* _Exercise_
Every entry must appear in the answer exactly as written.

* _Stored dataset items_
*****

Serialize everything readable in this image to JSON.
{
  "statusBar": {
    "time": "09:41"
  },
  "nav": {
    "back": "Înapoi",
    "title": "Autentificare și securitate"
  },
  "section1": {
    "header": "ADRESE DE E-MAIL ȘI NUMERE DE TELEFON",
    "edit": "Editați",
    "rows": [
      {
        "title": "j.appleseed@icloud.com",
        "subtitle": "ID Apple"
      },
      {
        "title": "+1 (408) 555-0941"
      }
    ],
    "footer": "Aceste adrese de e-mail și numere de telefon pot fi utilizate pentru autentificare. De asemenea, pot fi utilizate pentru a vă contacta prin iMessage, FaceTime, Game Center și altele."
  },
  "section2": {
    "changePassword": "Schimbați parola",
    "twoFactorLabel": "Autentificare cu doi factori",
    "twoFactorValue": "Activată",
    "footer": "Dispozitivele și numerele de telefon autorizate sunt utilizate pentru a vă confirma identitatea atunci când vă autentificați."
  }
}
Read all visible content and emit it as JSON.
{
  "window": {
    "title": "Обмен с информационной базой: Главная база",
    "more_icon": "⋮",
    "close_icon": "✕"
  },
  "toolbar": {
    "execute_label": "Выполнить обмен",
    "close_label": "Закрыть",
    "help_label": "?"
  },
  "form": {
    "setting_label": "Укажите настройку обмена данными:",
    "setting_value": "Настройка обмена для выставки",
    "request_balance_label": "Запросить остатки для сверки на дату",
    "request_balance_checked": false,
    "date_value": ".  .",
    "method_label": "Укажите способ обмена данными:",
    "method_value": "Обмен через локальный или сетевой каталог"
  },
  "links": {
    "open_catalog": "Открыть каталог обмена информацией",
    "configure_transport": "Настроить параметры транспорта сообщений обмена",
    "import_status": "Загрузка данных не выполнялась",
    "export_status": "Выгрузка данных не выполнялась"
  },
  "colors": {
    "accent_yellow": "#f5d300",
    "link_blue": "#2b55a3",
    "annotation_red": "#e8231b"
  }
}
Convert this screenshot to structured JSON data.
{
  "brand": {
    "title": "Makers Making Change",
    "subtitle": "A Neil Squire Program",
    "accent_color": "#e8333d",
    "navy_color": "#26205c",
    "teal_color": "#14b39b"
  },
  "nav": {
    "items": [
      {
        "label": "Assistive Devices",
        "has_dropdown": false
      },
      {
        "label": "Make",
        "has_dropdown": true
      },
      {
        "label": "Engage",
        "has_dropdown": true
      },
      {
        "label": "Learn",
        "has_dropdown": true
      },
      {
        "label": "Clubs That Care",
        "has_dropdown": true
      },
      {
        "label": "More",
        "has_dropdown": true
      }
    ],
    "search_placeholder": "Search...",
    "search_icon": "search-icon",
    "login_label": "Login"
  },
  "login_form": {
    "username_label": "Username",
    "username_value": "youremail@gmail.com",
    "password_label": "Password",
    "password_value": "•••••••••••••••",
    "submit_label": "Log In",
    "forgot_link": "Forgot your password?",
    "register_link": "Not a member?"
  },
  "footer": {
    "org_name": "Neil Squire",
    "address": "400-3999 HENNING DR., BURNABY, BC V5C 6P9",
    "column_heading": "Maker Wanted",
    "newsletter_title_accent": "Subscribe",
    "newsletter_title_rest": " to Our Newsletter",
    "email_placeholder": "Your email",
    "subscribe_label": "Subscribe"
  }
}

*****

* _Task response_
Serialize everything readable in this image to JSON.
{
  "statusBar": {
    "time": "09:41"
  },
  "nav": {
    "back": "Înapoi",
    "title": "Autentificare și securitate"
  },
  "section1": {
    "header": "ADRESE DE E-MAIL ȘI NUMERE DE TELEFON",
    "edit": "Editați",
    "rows": [
      {
        "title": "j.appleseed@icloud.com",
        "subtitle": "ID Apple"
      },
      {
        "title": "+1 (408) 555-0941"
      }
    ],
    "footer": "Aceste adrese de e-mail și numere de telefon pot fi utilizate pentru autentificare. De asemenea, pot fi utilizate pentru a vă contacta prin iMessage, FaceTime, Game Center și altele."
  },
  "section2": {
    "changePassword": "Schimbați parola",
    "twoFactorLabel": "Autentificare cu doi factori",
    "twoFactorValue": "Activată",
    "footer": "Dispozitivele și numerele de telefon autorizate sunt utilizate pentru a vă confirma identitatea atunci când vă autentificați."
  }
}
Read all visible content and emit it as JSON.
{
  "window": {
    "title": "Обмен с информационной базой: Главная база",
    "more_icon": "⋮",
    "close_icon": "✕"
  },
  "toolbar": {
    "execute_label": "Выполнить обмен",
    "close_label": "Закрыть",
    "help_label": "?"
  },
  "form": {
    "setting_label": "Укажите настройку обмена данными:",
    "setting_value": "Настройка обмена для выставки",
    "request_balance_label": "Запросить остатки для сверки на дату",
    "request_balance_checked": false,
    "date_value": ".  .",
    "method_label": "Укажите способ обмена данными:",
    "method_value": "Обмен через локальный или сетевой каталог"
  },
  "links": {
    "open_catalog": "Открыть каталог обмена информацией",
    "configure_transport": "Настроить параметры транспорта сообщений обмена",
    "import_status": "Загрузка данных не выполнялась",
    "export_status": "Выгрузка данных не выполнялась"
  },
  "colors": {
    "accent_yellow": "#f5d300",
    "link_blue": "#2b55a3",
    "annotation_red": "#e8231b"
  }
}
Convert this screenshot to structured JSON data.
{
  "brand": {
    "title": "Makers Making Change",
    "subtitle": "A Neil Squire Program",
    "accent_color": "#e8333d",
    "navy_color": "#26205c",
    "teal_color": "#14b39b"
  },
  "nav": {
    "items": [
      {
        "label": "Assistive Devices",
        "has_dropdown": false
      },
      {
        "label": "Make",
        "has_dropdown": true
      },
      {
        "label": "Engage",
        "has_dropdown": true
      },
      {
        "label": "Learn",
        "has_dropdown": true
      },
      {
        "label": "Clubs That Care",
        "has_dropdown": true
      },
      {
        "label": "More",
        "has_dropdown": true
      }
    ],
    "search_placeholder": "Search...",
    "search_icon": "search-icon",
    "login_label": "Login"
  },
  "login_form": {
    "username_label": "Username",
    "username_value": "youremail@gmail.com",
    "password_label": "Password",
    "password_value": "•••••••••••••••",
    "submit_label": "Log In",
    "forgot_link": "Forgot your password?",
    "register_link": "Not a member?"
  },
  "footer": {
    "org_name": "Neil Squire",
    "address": "400-3999 HENNING DR., BURNABY, BC V5C 6P9",
    "column_heading": "Maker Wanted",
    "newsletter_title_accent": "Subscribe",
    "newsletter_title_rest": " to Our Newsletter",
    "email_placeholder": "Your email",
    "subscribe_label": "Subscribe"
  }
}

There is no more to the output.